Exercise inputs below:

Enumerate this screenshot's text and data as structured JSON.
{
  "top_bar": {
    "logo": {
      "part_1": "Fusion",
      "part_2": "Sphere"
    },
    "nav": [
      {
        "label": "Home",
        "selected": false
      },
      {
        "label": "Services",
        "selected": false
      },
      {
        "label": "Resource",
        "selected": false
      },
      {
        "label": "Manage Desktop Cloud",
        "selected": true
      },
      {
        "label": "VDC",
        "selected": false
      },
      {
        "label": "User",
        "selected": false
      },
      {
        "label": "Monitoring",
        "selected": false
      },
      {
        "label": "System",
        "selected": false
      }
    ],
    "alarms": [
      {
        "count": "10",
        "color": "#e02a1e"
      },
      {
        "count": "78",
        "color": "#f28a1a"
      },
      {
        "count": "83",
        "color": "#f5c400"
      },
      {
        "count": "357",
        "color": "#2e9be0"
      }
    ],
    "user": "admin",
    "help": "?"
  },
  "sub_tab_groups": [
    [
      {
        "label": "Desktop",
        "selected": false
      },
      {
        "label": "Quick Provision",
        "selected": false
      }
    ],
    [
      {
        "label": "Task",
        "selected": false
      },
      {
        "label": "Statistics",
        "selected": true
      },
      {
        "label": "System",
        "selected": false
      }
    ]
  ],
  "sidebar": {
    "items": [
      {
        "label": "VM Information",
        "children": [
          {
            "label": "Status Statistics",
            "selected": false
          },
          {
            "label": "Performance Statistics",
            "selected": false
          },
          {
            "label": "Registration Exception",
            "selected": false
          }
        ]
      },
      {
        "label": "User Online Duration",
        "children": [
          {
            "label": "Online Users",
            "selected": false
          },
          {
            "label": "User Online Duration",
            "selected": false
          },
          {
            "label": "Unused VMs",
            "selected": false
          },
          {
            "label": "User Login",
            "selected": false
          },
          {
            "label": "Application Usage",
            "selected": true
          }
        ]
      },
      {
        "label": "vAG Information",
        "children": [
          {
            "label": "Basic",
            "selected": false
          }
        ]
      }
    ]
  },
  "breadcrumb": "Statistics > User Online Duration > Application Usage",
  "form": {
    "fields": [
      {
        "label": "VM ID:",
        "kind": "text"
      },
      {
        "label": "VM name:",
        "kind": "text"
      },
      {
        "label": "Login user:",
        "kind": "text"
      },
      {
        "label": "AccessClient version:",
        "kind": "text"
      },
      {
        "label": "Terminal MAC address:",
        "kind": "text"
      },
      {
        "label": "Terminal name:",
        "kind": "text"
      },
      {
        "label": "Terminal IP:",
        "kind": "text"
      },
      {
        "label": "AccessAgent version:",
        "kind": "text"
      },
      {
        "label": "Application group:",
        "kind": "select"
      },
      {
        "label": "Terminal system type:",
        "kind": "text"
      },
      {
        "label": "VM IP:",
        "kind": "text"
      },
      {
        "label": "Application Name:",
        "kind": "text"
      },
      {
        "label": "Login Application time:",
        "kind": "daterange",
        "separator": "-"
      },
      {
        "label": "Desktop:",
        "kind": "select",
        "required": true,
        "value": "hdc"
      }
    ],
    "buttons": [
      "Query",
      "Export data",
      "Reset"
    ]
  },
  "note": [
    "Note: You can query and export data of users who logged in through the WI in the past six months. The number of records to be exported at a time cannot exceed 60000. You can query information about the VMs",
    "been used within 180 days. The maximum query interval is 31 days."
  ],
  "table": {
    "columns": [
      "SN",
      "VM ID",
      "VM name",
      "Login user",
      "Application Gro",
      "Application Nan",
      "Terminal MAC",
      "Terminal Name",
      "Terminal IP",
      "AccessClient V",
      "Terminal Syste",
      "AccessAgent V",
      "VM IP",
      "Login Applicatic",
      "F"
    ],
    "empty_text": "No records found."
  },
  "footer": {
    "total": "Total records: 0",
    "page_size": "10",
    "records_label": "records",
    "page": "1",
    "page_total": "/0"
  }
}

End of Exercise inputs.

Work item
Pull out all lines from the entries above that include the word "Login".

Solution for this task
            "label": "User Login",
        "label": "Login user:",
        "label": "Login Application time:",
      "Login user",
      "Login Applicatic",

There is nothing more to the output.